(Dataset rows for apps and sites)
═══

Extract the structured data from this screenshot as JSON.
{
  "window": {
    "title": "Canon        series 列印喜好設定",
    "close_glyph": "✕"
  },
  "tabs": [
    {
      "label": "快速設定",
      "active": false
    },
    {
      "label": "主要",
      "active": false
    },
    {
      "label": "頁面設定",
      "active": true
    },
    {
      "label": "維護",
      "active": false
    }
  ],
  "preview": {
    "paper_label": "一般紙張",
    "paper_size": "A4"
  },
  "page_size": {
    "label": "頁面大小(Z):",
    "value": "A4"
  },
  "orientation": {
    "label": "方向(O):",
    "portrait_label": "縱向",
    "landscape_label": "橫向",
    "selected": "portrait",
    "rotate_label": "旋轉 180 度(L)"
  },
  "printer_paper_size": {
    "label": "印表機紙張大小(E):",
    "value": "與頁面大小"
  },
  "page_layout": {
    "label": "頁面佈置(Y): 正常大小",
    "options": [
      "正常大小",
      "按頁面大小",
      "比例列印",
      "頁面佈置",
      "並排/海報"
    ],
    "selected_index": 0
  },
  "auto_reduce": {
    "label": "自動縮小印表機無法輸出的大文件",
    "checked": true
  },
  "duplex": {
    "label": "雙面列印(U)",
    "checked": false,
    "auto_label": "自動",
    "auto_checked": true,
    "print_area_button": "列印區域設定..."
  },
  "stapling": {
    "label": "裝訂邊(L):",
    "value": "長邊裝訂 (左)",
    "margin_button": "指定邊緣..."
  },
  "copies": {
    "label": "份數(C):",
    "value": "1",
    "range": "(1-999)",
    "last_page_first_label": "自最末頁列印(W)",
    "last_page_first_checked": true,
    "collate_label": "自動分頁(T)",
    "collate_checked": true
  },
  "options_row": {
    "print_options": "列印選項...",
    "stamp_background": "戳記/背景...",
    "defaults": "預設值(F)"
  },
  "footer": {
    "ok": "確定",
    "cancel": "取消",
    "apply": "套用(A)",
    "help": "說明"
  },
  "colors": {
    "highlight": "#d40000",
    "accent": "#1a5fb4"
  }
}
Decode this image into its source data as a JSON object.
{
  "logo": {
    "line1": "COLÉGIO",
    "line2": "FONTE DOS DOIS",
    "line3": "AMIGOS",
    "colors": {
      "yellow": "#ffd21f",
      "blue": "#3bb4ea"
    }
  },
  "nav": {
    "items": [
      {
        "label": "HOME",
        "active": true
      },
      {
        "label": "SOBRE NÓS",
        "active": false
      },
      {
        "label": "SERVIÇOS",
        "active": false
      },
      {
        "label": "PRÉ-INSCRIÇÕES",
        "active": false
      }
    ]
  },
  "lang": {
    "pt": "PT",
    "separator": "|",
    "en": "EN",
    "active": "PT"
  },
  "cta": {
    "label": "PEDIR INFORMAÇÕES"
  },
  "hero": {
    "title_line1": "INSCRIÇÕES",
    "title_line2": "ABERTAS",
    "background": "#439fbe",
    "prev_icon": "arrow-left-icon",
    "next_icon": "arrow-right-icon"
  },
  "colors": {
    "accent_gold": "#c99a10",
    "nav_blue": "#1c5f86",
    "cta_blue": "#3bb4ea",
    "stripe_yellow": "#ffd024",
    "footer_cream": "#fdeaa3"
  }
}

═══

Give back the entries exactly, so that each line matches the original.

Result of this exercise -
Extract the structured data from this screenshot as JSON.
{
  "window": {
    "title": "Canon        series 列印喜好設定",
    "close_glyph": "✕"
  },
  "tabs": [
    {
      "label": "快速設定",
      "active": false
    },
    {
      "label": "主要",
      "active": false
    },
    {
      "label": "頁面設定",
      "active": true
    },
    {
      "label": "維護",
      "active": false
    }
  ],
  "preview": {
    "paper_label": "一般紙張",
    "paper_size": "A4"
  },
  "page_size": {
    "label": "頁面大小(Z):",
    "value": "A4"
  },
  "orientation": {
    "label": "方向(O):",
    "portrait_label": "縱向",
    "landscape_label": "橫向",
    "selected": "portrait",
    "rotate_label": "旋轉 180 度(L)"
  },
  "printer_paper_size": {
    "label": "印表機紙張大小(E):",
    "value": "與頁面大小"
  },
  "page_layout": {
    "label": "頁面佈置(Y): 正常大小",
    "options": [
      "正常大小",
      "按頁面大小",
      "比例列印",
      "頁面佈置",
      "並排/海報"
    ],
    "selected_index": 0
  },
  "auto_reduce": {
    "label": "自動縮小印表機無法輸出的大文件",
    "checked": true
  },
  "duplex": {
    "label": "雙面列印(U)",
    "checked": false,
    "auto_label": "自動",
    "auto_checked": true,
    "print_area_button": "列印區域設定..."
  },
  "stapling": {
    "label": "裝訂邊(L):",
    "value": "長邊裝訂 (左)",
    "margin_button": "指定邊緣..."
  },
  "copies": {
    "label": "份數(C):",
    "value": "1",
    "range": "(1-999)",
    "last_page_first_label": "自最末頁列印(W)",
    "last_page_first_checked": true,
    "collate_label": "自動分頁(T)",
    "collate_checked": true
  },
  "options_row": {
    "print_options": "列印選項...",
    "stamp_background": "戳記/背景...",
    "defaults": "預設值(F)"
  },
  "footer": {
    "ok": "確定",
    "cancel": "取消",
    "apply": "套用(A)",
    "help": "說明"
  },
  "colors": {
    "highlight": "#d40000",
    "accent": "#1a5fb4"
  }
}
Decode this image into its source data as a JSON object.
{
  "logo": {
    "line1": "COLÉGIO",
    "line2": "FONTE DOS DOIS",
    "line3": "AMIGOS",
    "colors": {
      "yellow": "#ffd21f",
      "blue": "#3bb4ea"
    }
  },
  "nav": {
    "items": [
      {
        "label": "HOME",
        "active": true
      },
      {
        "label": "SOBRE NÓS",
        "active": false
      },
      {
        "label": "SERVIÇOS",
        "active": false
      },
      {
        "label": "PRÉ-INSCRIÇÕES",
        "active": false
      }
    ]
  },
  "lang": {
    "pt": "PT",
    "separator": "|",
    "en": "EN",
    "active": "PT"
  },
  "cta": {
    "label": "PEDIR INFORMAÇÕES"
  },
  "hero": {
    "title_line1": "INSCRIÇÕES",
    "title_line2": "ABERTAS",
    "background": "#439fbe",
    "prev_icon": "arrow-left-icon",
    "next_icon": "arrow-right-icon"
  },
  "colors": {
    "accent_gold": "#c99a10",
    "nav_blue": "#1c5f86",
    "cta_blue": "#3bb4ea",
    "stripe_yellow": "#ffd024",
    "footer_cream": "#fdeaa3"
  }
}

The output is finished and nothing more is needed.